Media activism groups work to bring about change in the mainstream media, but their gains are often limited. Drawing on theories of the political function of news in a democracy, media sociology, and feminism, this article focuses on the specific experience of Gender Links, a Southern African gender and media organization founded in 2001. An analysis of institutional materials and 25 in-depth interviews shows that Gender Links is using a professional-technical approach to feminist media activism that is insufficient in bringing about deep and long-term change on an ideological level. It is suggested that Gender Links could benefit from more emphasis on political and countercultural approaches.
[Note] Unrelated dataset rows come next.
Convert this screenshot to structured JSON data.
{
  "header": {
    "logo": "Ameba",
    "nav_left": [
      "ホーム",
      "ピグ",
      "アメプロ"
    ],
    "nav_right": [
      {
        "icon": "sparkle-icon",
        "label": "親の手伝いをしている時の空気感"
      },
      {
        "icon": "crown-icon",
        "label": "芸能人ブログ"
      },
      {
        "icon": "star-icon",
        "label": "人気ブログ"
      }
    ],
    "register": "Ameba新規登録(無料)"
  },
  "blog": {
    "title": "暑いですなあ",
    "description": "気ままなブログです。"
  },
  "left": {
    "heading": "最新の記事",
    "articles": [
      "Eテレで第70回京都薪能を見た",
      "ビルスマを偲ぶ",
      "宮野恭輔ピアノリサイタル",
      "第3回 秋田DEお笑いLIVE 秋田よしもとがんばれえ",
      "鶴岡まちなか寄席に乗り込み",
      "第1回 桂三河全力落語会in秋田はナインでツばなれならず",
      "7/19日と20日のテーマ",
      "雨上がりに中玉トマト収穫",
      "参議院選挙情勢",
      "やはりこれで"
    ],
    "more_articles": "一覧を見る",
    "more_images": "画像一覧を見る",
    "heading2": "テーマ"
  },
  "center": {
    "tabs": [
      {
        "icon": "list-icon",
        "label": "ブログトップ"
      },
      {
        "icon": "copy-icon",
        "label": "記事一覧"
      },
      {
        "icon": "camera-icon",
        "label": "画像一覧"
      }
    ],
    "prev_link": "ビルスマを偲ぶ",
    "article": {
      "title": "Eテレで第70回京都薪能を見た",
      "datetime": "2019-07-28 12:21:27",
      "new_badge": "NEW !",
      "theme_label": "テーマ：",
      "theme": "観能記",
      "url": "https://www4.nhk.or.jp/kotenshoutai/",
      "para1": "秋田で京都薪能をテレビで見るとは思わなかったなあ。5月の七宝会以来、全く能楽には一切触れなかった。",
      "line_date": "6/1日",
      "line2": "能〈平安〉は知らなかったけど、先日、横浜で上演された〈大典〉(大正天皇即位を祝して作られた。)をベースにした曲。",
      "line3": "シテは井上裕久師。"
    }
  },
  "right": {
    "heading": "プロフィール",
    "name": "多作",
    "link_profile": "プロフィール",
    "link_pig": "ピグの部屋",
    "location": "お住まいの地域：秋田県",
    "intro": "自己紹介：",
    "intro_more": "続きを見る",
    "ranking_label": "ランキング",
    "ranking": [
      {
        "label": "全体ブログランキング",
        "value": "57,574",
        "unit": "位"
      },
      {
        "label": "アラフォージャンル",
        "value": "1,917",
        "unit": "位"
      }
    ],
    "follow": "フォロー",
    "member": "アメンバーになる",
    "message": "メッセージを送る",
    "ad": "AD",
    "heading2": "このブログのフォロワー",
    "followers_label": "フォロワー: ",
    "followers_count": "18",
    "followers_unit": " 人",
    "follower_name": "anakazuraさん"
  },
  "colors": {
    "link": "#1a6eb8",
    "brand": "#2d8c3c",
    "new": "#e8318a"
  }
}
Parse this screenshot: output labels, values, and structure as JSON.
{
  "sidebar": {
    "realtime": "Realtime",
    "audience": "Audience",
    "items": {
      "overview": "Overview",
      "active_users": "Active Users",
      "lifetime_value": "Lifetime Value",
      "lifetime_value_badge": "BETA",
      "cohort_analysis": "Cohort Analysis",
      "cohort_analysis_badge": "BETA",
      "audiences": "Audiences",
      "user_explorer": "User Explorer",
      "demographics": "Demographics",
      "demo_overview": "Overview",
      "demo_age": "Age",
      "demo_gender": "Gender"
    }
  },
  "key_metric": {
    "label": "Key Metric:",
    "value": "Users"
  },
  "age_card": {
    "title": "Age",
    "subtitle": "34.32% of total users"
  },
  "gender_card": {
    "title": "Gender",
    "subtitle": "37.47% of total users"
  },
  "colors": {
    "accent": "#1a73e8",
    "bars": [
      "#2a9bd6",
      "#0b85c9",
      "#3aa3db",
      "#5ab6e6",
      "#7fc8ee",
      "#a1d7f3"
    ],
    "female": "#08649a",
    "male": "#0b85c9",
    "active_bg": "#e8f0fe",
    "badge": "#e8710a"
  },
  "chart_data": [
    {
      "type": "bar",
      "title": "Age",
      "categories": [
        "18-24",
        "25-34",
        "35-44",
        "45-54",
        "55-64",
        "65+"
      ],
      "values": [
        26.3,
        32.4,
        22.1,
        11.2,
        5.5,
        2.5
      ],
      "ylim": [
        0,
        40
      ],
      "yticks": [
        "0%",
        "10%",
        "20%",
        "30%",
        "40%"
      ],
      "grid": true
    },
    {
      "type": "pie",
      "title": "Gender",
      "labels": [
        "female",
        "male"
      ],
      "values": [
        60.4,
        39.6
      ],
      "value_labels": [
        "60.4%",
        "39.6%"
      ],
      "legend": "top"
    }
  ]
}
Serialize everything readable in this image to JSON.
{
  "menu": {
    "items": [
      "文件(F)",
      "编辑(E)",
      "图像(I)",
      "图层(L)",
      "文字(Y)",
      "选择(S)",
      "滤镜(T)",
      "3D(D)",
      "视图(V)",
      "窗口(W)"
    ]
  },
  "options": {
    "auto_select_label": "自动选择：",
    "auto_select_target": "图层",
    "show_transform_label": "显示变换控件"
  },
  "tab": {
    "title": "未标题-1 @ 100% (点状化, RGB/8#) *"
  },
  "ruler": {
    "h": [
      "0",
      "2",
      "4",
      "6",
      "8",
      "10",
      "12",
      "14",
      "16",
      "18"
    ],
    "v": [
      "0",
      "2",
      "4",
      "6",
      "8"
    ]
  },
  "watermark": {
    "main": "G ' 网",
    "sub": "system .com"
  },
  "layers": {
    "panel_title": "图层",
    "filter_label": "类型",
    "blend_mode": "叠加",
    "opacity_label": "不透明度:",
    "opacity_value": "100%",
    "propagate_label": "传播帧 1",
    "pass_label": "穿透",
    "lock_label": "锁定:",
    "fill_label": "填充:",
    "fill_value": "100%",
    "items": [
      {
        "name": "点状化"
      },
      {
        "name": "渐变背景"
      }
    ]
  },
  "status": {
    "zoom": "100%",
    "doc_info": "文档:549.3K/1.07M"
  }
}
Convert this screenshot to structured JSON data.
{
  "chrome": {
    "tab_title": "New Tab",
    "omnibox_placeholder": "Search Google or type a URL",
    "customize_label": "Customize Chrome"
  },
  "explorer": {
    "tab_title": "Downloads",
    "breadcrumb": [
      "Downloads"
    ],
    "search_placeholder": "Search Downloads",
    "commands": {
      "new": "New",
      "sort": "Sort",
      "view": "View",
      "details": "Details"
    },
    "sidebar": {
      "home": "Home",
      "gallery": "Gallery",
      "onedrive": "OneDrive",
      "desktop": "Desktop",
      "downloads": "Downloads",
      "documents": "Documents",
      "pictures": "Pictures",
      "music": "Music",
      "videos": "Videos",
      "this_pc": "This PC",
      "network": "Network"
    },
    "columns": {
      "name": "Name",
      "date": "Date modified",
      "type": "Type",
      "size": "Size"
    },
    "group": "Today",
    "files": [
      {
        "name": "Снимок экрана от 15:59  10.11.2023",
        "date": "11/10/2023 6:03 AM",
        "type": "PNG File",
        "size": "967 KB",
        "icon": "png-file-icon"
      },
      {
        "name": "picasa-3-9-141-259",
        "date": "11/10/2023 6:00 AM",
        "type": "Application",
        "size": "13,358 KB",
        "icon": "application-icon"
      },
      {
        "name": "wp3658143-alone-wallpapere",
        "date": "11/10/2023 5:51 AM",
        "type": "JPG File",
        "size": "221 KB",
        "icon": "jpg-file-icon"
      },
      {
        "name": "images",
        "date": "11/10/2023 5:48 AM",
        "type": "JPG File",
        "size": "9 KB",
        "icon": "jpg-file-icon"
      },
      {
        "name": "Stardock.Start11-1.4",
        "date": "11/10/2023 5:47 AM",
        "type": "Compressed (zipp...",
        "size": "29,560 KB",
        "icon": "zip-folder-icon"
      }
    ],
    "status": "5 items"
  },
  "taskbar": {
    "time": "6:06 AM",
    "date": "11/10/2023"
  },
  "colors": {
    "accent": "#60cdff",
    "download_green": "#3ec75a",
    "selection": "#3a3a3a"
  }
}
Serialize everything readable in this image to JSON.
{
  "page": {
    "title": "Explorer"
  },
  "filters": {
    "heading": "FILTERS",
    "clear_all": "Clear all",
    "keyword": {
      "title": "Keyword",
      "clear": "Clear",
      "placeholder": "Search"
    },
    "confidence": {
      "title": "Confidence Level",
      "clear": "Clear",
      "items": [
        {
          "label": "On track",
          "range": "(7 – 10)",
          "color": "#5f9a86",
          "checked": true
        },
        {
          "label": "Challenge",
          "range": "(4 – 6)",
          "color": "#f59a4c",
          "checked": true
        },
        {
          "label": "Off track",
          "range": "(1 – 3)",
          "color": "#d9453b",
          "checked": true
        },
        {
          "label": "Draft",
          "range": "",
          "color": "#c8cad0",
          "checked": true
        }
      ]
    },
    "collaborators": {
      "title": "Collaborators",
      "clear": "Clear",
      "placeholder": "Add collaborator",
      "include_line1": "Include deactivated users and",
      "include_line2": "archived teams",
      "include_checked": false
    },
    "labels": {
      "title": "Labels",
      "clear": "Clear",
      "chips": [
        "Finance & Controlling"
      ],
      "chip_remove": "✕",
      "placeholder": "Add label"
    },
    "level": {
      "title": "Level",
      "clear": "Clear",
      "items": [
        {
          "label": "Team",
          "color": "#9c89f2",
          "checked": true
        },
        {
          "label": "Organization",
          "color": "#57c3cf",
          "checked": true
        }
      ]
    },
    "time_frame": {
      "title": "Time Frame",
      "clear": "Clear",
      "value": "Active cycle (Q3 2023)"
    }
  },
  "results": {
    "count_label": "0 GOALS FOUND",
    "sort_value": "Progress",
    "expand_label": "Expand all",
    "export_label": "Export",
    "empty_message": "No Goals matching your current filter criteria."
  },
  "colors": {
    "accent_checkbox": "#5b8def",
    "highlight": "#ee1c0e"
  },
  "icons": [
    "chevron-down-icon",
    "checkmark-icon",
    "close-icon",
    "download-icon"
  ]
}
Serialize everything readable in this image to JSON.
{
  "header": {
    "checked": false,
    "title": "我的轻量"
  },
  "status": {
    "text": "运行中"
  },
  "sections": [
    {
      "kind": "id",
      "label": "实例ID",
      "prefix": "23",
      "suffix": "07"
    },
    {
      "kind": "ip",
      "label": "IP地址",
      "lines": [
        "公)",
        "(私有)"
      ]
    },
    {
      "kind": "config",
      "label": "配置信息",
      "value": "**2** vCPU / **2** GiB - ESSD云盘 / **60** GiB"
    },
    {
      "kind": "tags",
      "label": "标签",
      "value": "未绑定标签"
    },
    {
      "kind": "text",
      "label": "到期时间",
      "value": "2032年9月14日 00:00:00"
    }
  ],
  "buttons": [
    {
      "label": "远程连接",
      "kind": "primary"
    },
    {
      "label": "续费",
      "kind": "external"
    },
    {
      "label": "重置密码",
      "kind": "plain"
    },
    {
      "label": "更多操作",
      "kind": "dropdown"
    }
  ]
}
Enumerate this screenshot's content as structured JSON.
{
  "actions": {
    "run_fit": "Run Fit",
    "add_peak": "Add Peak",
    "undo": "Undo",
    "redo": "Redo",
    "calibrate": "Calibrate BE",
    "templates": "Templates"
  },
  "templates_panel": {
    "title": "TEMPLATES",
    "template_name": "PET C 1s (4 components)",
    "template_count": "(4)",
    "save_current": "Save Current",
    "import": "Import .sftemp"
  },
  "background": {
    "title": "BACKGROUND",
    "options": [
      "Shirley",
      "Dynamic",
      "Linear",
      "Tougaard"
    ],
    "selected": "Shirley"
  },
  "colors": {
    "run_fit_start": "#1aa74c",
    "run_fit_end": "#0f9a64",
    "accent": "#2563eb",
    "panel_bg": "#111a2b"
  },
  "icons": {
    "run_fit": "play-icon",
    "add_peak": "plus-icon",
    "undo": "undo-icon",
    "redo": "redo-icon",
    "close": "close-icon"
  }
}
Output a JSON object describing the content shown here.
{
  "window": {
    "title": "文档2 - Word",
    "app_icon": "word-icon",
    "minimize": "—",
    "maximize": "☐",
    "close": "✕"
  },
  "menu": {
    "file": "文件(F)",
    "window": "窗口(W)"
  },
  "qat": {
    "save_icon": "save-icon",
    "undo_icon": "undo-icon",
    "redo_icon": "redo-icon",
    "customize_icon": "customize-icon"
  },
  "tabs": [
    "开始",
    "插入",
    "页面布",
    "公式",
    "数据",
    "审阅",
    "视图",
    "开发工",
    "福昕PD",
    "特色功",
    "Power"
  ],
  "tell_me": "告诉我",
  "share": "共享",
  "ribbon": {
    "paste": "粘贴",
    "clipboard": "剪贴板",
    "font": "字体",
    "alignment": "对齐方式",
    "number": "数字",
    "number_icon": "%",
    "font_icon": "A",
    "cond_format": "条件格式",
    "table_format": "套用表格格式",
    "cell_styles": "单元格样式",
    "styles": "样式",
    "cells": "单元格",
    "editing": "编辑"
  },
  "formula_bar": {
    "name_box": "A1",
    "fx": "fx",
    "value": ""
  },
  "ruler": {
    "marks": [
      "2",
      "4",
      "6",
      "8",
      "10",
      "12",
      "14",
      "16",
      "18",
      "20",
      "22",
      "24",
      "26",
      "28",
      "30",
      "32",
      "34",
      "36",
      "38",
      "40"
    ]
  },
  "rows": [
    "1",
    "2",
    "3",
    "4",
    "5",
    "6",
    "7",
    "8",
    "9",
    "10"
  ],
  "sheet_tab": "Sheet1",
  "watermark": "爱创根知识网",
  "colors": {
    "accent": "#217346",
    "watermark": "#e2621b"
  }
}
The research also highlights some of the other dilemmas posed by issues related to funding, networking, the grassroots, press freedom, the profit motive, and the strong backlash from a patriarchal culture.


This is an Accepted Manuscript of an article published by Taylor & Francis in Ecquid Novi: African Journalism Studies on December 1, 2010, available online: